## Your task
What is needed is a word-for-word copy of every record below, minus the pictures.

## Entries shown
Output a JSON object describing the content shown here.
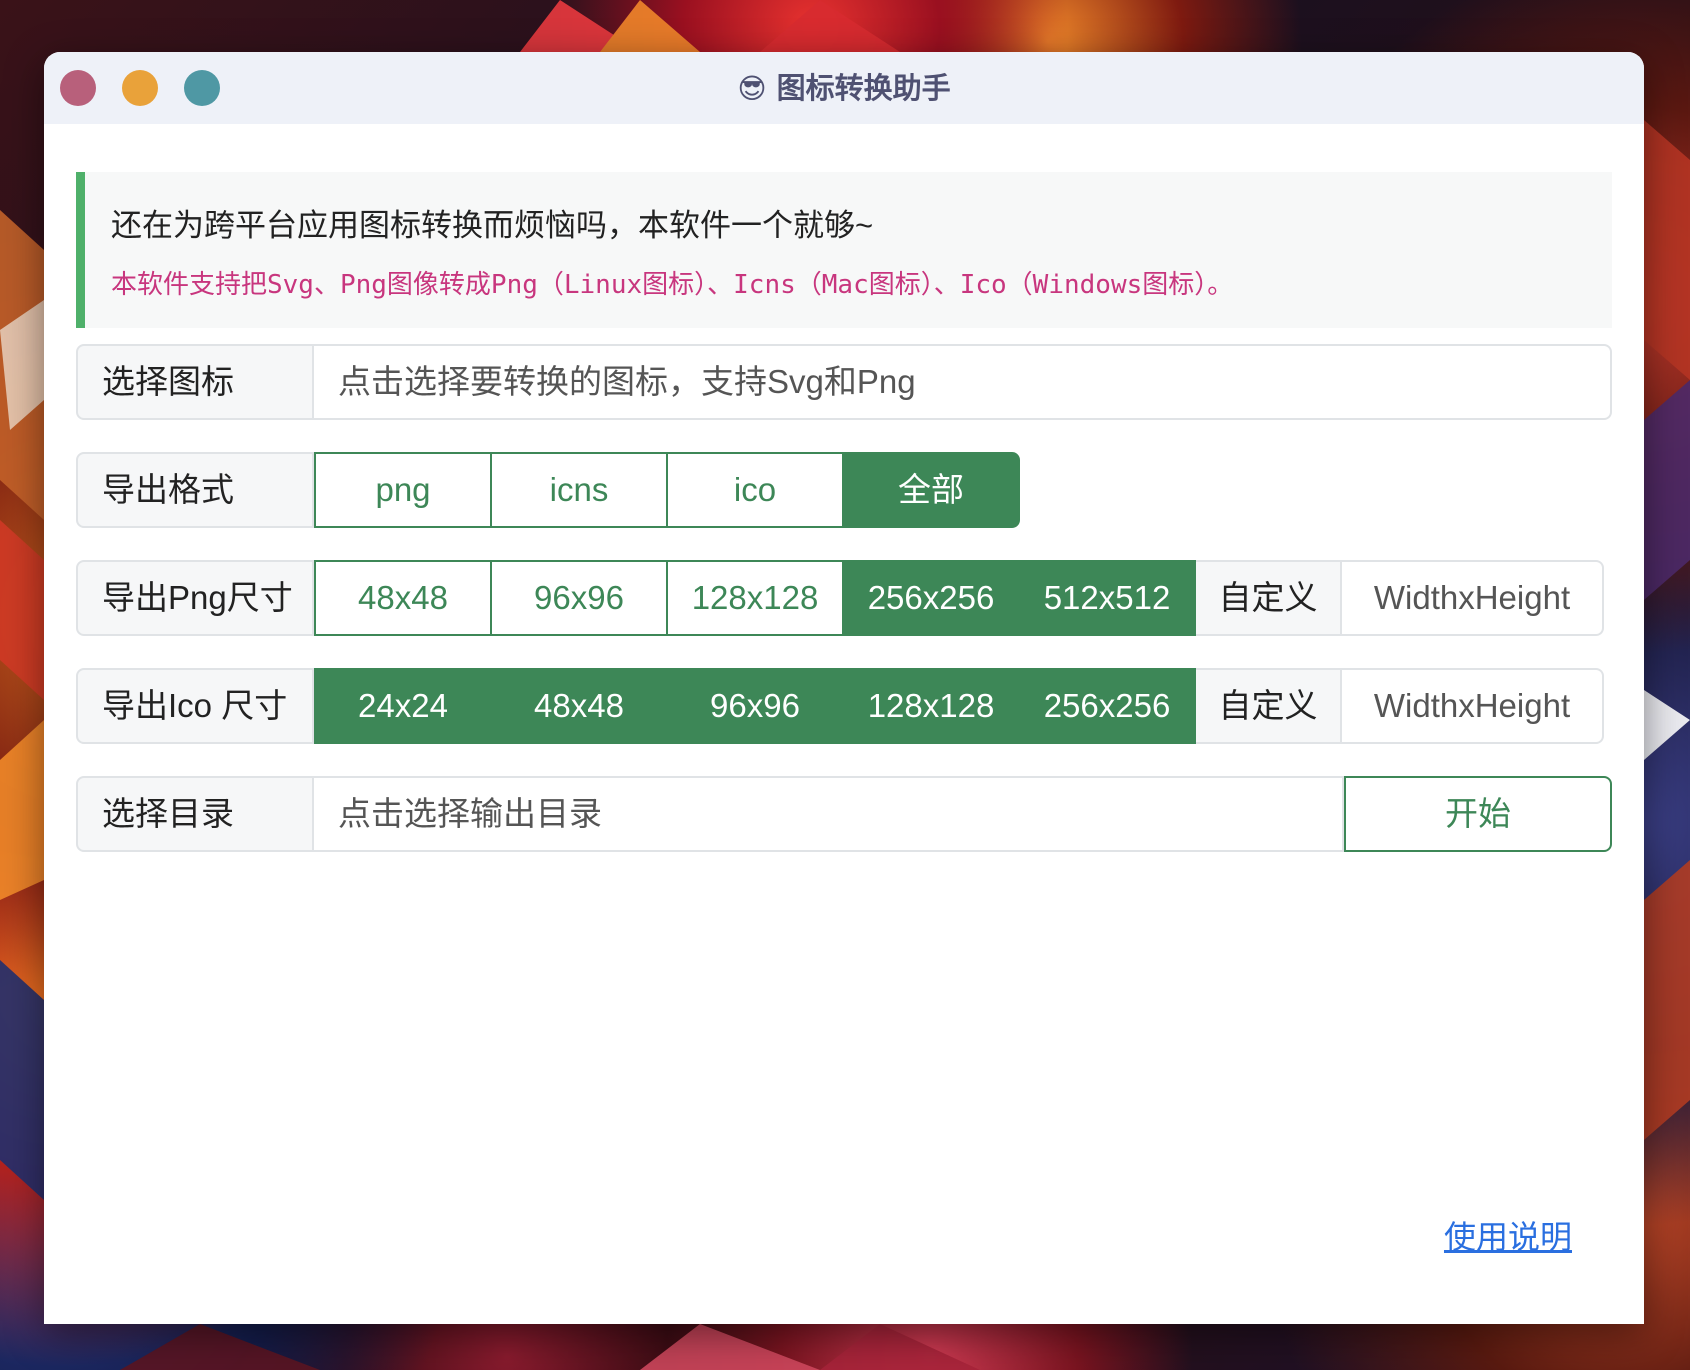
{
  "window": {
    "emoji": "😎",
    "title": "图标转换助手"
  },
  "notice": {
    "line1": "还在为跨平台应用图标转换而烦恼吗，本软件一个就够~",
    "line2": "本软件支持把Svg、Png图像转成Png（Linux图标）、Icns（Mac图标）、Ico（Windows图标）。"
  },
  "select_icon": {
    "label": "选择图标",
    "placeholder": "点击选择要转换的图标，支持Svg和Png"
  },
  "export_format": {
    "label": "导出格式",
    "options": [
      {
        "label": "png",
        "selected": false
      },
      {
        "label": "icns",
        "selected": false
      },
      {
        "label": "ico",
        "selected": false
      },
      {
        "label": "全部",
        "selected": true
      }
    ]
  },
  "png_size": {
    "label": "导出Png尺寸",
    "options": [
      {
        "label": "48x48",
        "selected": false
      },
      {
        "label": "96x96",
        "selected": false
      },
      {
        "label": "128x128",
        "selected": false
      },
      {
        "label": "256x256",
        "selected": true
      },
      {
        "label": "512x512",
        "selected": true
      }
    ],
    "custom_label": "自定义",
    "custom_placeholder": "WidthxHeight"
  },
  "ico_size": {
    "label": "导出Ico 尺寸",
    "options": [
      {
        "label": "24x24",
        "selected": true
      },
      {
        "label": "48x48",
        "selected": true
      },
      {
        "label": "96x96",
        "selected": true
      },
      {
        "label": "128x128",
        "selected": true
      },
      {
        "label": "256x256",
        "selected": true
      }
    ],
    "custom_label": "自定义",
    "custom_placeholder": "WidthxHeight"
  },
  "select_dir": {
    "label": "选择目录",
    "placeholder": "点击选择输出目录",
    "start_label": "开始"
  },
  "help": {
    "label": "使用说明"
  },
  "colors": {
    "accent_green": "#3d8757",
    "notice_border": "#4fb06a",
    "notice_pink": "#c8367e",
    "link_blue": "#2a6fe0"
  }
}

## Answer for this exercise
Output a JSON object describing the content shown here.
{
  "window": {
    "emoji": "😎",
    "title": "图标转换助手"
  },
  "notice": {
    "line1": "还在为跨平台应用图标转换而烦恼吗，本软件一个就够~",
    "line2": "本软件支持把Svg、Png图像转成Png（Linux图标）、Icns（Mac图标）、Ico（Windows图标）。"
  },
  "select_icon": {
    "label": "选择图标",
    "placeholder": "点击选择要转换的图标，支持Svg和Png"
  },
  "export_format": {
    "label": "导出格式",
    "options": [
      {
        "label": "png",
        "selected": false
      },
      {
        "label": "icns",
        "selected": false
      },
      {
        "label": "ico",
        "selected": false
      },
      {
        "label": "全部",
        "selected": true
      }
    ]
  },
  "png_size": {
    "label": "导出Png尺寸",
    "options": [
      {
        "label": "48x48",
        "selected": false
      },
      {
        "label": "96x96",
        "selected": false
      },
      {
        "label": "128x128",
        "selected": false
      },
      {
        "label": "256x256",
        "selected": true
      },
      {
        "label": "512x512",
        "selected": true
      }
    ],
    "custom_label": "自定义",
    "custom_placeholder": "WidthxHeight"
  },
  "ico_size": {
    "label": "导出Ico 尺寸",
    "options": [
      {
        "label": "24x24",
        "selected": true
      },
      {
        "label": "48x48",
        "selected": true
      },
      {
        "label": "96x96",
        "selected": true
      },
      {
        "label": "128x128",
        "selected": true
      },
      {
        "label": "256x256",
        "selected": true
      }
    ],
    "custom_label": "自定义",
    "custom_placeholder": "WidthxHeight"
  },
  "select_dir": {
    "label": "选择目录",
    "placeholder": "点击选择输出目录",
    "start_label": "开始"
  },
  "help": {
    "label": "使用说明"
  },
  "colors": {
    "accent_green": "#3d8757",
    "notice_border": "#4fb06a",
    "notice_pink": "#c8367e",
    "link_blue": "#2a6fe0"
  }
}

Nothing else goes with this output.